Vou see, we are not so foolish or so
MENS & BOYS' CLOTHING,HATS & FURNISHINGS
There is no monotony about
the Spring Suits and Over
coats we are showing nothing
but freshness, newness, and the
inspiration of X9X3
Every variety of hard or soft
finished fabric, in all the color
ings and designs discriminating
men will favor this season, cut
in the most refined styles and
tailored up to our usual high
standard of workmanship.
Spring Sack Suits $18 to $42
Spring- Overcoats $16 to $42
Astor Place &L Fourth Avenu
UBWAY AT THE DOOR-ONE BLOCK FROM BROADWAyw.
This Oxford is made on the new Broker last
of the very finest dark shade russet leather.

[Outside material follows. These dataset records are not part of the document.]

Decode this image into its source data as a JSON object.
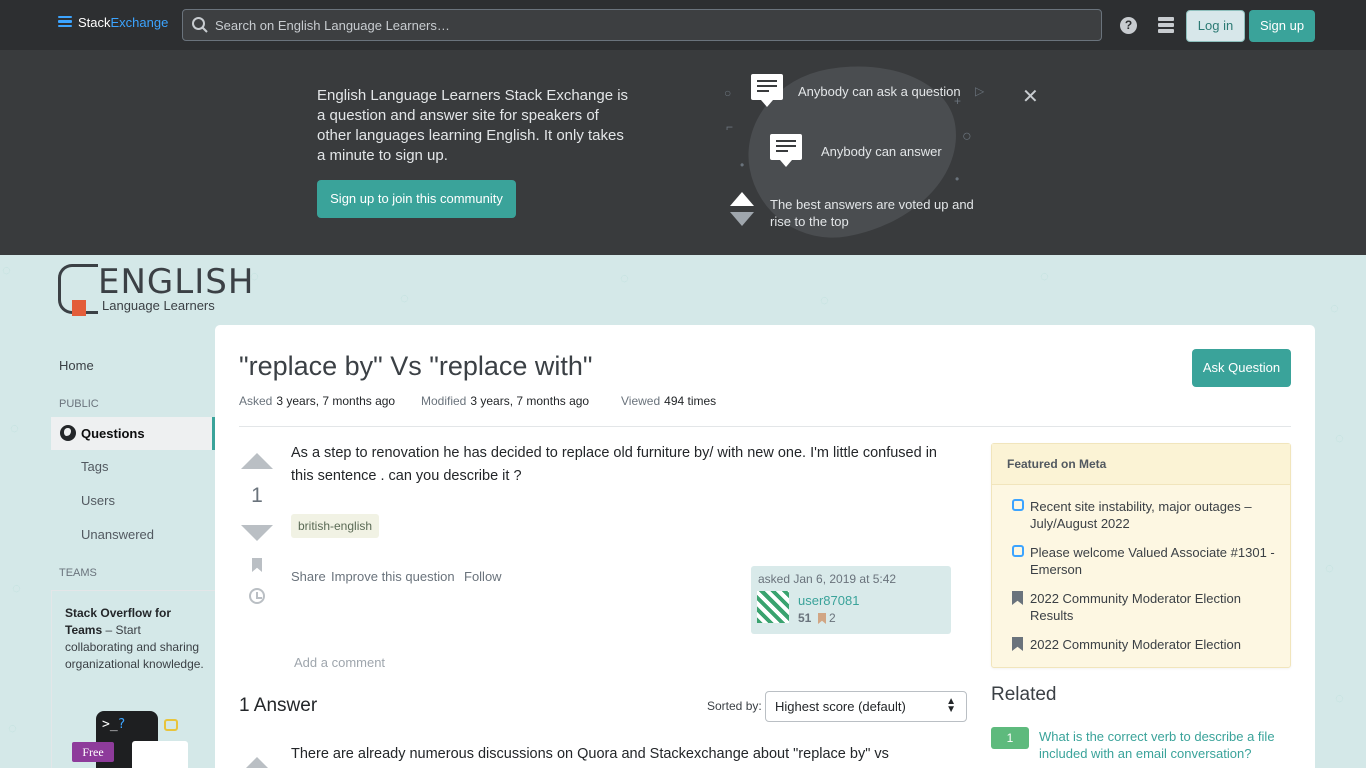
{
  "topbar": {
    "logo_stack": "Stack",
    "logo_exchange": "Exchange",
    "search_placeholder": "Search on English Language Learners…",
    "help_glyph": "?",
    "login_label": "Log in",
    "signup_label": "Sign up"
  },
  "hero": {
    "text": "English Language Learners Stack Exchange is a question and answer site for speakers of other languages learning English. It only takes a minute to sign up.",
    "cta": "Sign up to join this community",
    "feature_ask": "Anybody can ask a question",
    "feature_answer": "Anybody can answer",
    "feature_vote": "The best answers are voted up and rise to the top",
    "close_glyph": "✕"
  },
  "site_logo": {
    "big": "ENGLISH",
    "small": "Language Learners"
  },
  "sidebar": {
    "home": "Home",
    "public_label": "PUBLIC",
    "questions": "Questions",
    "tags": "Tags",
    "users": "Users",
    "unanswered": "Unanswered",
    "teams_label": "TEAMS",
    "teams_title": "Stack Overflow for Teams",
    "teams_desc": " – Start collaborating and sharing organizational knowledge.",
    "teams_prompt": ">_",
    "teams_q": "?",
    "teams_free": "Free"
  },
  "question": {
    "title": "\"replace by\" Vs \"replace with\"",
    "ask_button": "Ask Question",
    "asked_label": "Asked",
    "asked_value": "3 years, 7 months ago",
    "modified_label": "Modified",
    "modified_value": "3 years, 7 months ago",
    "viewed_label": "Viewed",
    "viewed_value": "494 times",
    "votes": "1",
    "body": "As a step to renovation he has decided to replace old furniture by/ with new one. I'm little confused in this sentence . can you describe it ?",
    "tag": "british-english",
    "share": "Share",
    "improve": "Improve this question",
    "follow": "Follow",
    "add_comment": "Add a comment",
    "user": {
      "asked_at": "asked Jan 6, 2019 at 5:42",
      "name": "user87081",
      "rep": "51",
      "bronze": "2"
    }
  },
  "answers": {
    "heading": "1 Answer",
    "sort_label": "Sorted by:",
    "sort_value": "Highest score (default)",
    "first_body": "There are already numerous discussions on Quora and Stackexchange about \"replace by\" vs"
  },
  "featured": {
    "heading": "Featured on Meta",
    "items": [
      "Recent site instability, major outages – July/August 2022",
      "Please welcome Valued Associate #1301 - Emerson",
      "2022 Community Moderator Election Results",
      "2022 Community Moderator Election"
    ]
  },
  "related": {
    "heading": "Related",
    "items": [
      {
        "count": "1",
        "title": "What is the correct verb to describe a file included with an email conversation?"
      }
    ]
  },
  "colors": {
    "accent": "#3aa39a",
    "topbar": "#2d2f31",
    "hero": "#393b3d"
  }
}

Hanan & Son
Eisht New York Store.
Itinadwuy, corner 3lBt Si llromlwuy, inr I niton St
Itriinitvviiy. i-orm-r Mtli Si -.'tii llroadvvay, m-nr Oiuino St
tnnri llroiiilvviiy, ni-nr 2.1(1 St , .'1.1 .Viissiiii St , -r Mliortv Si
HroHilvvay, ror. Cnniil St I In lliooklin m :i-hi rultnii M
Continuous every evening SEVKN to ONE.
Many New Features Twenty Acts Equal to
if not surpassing any VAUDEVILLE in town.
SPLENDID MIDDAY LUNCHEON, 75c.
Cabaret Wednesday Afternoon. 1 to 2 :10
Broadway, 43d to 44th Street
Impracticable ns some people w.n u
.....i t... i i ....
Joioiii' o.s inn in re ar mo; nf nirrj
II..OU ti I. . i II... i t, ... I....
11 ...i' oi- 11 111' ill
ither Ricat tuitions insist on man n
Inc heavy armaments and vast n
the t tilted Slates mitt be In n rrl-.
dltlon to drfend herself. Our hnpn ,
that a rpiltictlnti of nrmninents cm .
, broimlll iiliotit by lnternatlnn.il mrrr.
DIES TRYING TO SAVE HIS I)0G,
t7nil, I'.rlel.soii Drowns In nn
fnrt tn Itesene "Heniiiji ,"
dpi .lollll lill 'ks.in was din viir I
his doc I'.muty hi the Papuan t;
wnile iivin to save l!ie do- '
le.ila.v aid: 1111011. I'.rlcUson vv.i- 11
of the luilini r liaise l.i x, wliirh , nv.
near K'e.itnv The dng, vvhlrlt liail t
lil.tvlng with Ms master on iim ,1,
suddenly Jumped overboard
dpt. lirieknin Jumped after m.
a I11J tlilthe - lie tine Hie ilng r
11 w-fis win iiiturulty Hint tin '
reiiibv no. lis t evinteil Mis I.
f 0111 I nn . i't her msh.uiil
'ihe fari 'hut tht hmji- h.vv
rnJonl ihe eniillrtrnfc nf 1h
laisliirss nifn nf this, city Inr
iletity vents Is pri-ity gnwi rc
via why v urn rntltlert 10
Wide variety nf
Milts me! prices
111 Fulton St., New York
tlaMhhtd In IMJ,
V 436-440-442 WEST 51 5T ST.
FIRE PROOF STORAGE
for Household iioods.
rounded In latvl
A New Style